Similarly, SIMPLE Plan participants who are age 60, 61, 62, or 63 will have their plan catch-up contribution limit increased to the greater of $5,000 or 150% of the regular SIMPLE catch-up contribution amount for 2025 (indexed for inflation).
Auto-enrollment Required for Retirement Plans:
If you start a new job in 2025, there’s a solid chance you’ll be automatically enrolled into your new employer’s 401k or 403b plans. However, the list of exemptions for this requirement to auto-enroll is long and includes employers less than 3 years old, church plans, governmental plans, SIMPLE plans, and employers with 10 or fewer employees.
Expanded disability eligibility age requirements for ABLE accounts:
Under current law, ABLE (529A) accounts may only be established for individuals who become disabled prior to turning age 26. Effective for 2026 ABLE accounts will be able to be established for individuals who become disabled prior to 46.
Qualified Long-term Care Distributions:
SECURE Act 2.0 allows retirement account owners to take penalty-free “Qualified Long-Term Care Distributions” of up to the lesser of 10% of their vested balance, or $2,500 (adjusted for inflation) annually to pay for long-term care insurance.
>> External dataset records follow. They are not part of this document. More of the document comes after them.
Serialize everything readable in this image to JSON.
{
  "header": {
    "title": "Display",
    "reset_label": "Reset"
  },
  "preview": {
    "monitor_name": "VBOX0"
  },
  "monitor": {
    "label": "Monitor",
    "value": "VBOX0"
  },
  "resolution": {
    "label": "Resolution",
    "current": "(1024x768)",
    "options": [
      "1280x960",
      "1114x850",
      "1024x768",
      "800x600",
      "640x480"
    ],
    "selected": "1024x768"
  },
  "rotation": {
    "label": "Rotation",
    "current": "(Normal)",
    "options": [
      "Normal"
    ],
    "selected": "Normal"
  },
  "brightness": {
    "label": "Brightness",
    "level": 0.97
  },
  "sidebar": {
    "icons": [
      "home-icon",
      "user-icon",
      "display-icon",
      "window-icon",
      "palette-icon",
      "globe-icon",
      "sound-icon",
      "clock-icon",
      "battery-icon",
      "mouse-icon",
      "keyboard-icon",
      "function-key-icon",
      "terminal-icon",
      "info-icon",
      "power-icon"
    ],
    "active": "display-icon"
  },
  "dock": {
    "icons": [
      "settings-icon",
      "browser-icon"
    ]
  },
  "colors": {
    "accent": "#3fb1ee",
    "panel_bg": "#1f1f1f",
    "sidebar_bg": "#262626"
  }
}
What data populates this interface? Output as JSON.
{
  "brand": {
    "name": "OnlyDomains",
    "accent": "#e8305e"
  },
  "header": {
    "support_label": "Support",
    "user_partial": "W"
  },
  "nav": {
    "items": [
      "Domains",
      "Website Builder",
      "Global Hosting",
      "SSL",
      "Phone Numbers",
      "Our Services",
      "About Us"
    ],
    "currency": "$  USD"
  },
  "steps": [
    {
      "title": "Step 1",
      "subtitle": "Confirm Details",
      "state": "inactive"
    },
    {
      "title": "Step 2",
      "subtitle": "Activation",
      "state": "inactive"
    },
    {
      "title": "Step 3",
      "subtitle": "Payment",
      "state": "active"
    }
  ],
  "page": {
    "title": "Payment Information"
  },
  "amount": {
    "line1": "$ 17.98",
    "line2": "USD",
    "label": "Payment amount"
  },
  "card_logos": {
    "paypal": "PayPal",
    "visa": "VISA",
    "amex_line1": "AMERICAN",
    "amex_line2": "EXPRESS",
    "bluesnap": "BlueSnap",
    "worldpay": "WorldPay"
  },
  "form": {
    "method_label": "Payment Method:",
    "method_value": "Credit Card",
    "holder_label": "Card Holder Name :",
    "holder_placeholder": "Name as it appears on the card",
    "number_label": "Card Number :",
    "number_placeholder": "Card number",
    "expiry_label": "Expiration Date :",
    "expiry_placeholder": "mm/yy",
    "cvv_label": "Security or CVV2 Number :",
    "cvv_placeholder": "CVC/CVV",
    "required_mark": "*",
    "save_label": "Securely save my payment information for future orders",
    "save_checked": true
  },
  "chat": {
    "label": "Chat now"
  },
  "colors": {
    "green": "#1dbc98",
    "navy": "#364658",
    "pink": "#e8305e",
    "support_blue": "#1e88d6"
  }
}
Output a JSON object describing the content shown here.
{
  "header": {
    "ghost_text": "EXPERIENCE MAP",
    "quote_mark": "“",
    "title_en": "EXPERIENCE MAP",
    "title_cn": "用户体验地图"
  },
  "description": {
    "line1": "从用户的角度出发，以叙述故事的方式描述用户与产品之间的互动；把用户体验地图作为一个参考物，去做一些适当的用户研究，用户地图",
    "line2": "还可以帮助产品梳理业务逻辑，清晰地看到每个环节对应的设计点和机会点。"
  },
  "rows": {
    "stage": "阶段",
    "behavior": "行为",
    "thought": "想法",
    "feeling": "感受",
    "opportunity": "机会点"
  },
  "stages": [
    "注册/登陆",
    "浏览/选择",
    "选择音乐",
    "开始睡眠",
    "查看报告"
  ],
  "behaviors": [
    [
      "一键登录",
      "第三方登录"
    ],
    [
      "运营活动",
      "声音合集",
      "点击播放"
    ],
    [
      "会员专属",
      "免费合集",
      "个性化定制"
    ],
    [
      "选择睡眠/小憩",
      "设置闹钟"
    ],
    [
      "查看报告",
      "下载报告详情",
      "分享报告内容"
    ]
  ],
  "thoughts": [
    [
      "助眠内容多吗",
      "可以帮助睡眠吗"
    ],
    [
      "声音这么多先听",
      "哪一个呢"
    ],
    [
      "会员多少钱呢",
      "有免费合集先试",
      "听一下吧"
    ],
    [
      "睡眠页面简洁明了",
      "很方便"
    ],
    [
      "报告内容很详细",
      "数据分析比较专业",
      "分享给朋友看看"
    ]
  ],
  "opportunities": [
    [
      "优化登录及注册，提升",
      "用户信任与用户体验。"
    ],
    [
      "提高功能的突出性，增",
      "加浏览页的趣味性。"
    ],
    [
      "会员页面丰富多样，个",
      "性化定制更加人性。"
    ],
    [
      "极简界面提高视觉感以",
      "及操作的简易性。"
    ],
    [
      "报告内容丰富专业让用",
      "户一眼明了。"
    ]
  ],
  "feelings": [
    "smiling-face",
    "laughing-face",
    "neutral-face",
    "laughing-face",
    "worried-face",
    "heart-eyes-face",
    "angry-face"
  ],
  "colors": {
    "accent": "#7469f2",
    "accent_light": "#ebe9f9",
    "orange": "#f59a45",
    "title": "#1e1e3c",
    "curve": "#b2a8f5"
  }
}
Tax-free Disability Pension Payments for First Responders:
SECURE Act 2.0 provides significant income tax relief for certain disabled first responders. Qualifying First Responders are law enforcement officers, firefighters, paramedics, and Emergency Medical Technicians (EMTs) who receive service-connected disability and retirement pensions. Before SECURE Act 2.0, disabled first responders who receive a disability pension or annuity related to their service are generally able to exclude those amounts from income. However, once they reached their regular retirement age, their disability pension became a retirement pension and was no longer excludable from income tax. In short, a disabled first responder effectively traded a tax-free income stream for a regular taxable pension. SECURE Act 2.0 seeks to address this disparity by introducing an “excludable amount” that effectively allows such individuals to carry on the tax-favored disability payment throughout their lifetime.
S-Corp stock sales to ESOP eligible for 10% gain deferral:
Certain S corporation owners who sell their shares to an Employee Stock Ownership Program (ESOP) will be eligible to defer up to 10% of their gain if timely reinvested in Qualified Replacement Property. Currently, such deferral (of up to 100% of gain) is only available to certain C corporation owners.
Well, there you have it. But first, let’s end with a final question: What’s not in the bill?
This can be as important as to what’s in it. There was a lot of speculation around killing backdoor Roth conversions among other things.
Here’s a brief summary of items not addressed:
- Limit the use of the Back-Door Roth or Mega-Back-Door Roth contributions.
- Place new limits on who can make Roth conversions.
- Create non-age-based RMDs (e.g., require balances in excess of a specified amount to be distributed).
- Change the age at which QCDs can be made (as it continues to be age 70 1⁄2).
- Implement new restrictions on Qualified Small Business Stock (QSBS).
- Eliminate new types of investments (e.g., privately held investments) from being eligible to be purchased with IRA money.
- Correct or clarify the manner in which the 10-Year Rule created by the original SECURE Act should be implemented for Non-Eligible Designated Beneficiaries.
Again, there’s a lot here to digest. Some might even say it’s the cure for insomnia. But that’s what we are here for – to interpret and point out areas of consideration for you in relation to your overall plan! If you have questions or need clarification please reach out to your Wealth Manager!
*This information represents the areas we felt impacted our clients the most. There is more to the bill that could affect an individual/business. We encourage you to reach out to your Wealth Manager if you have specific questions about your situation!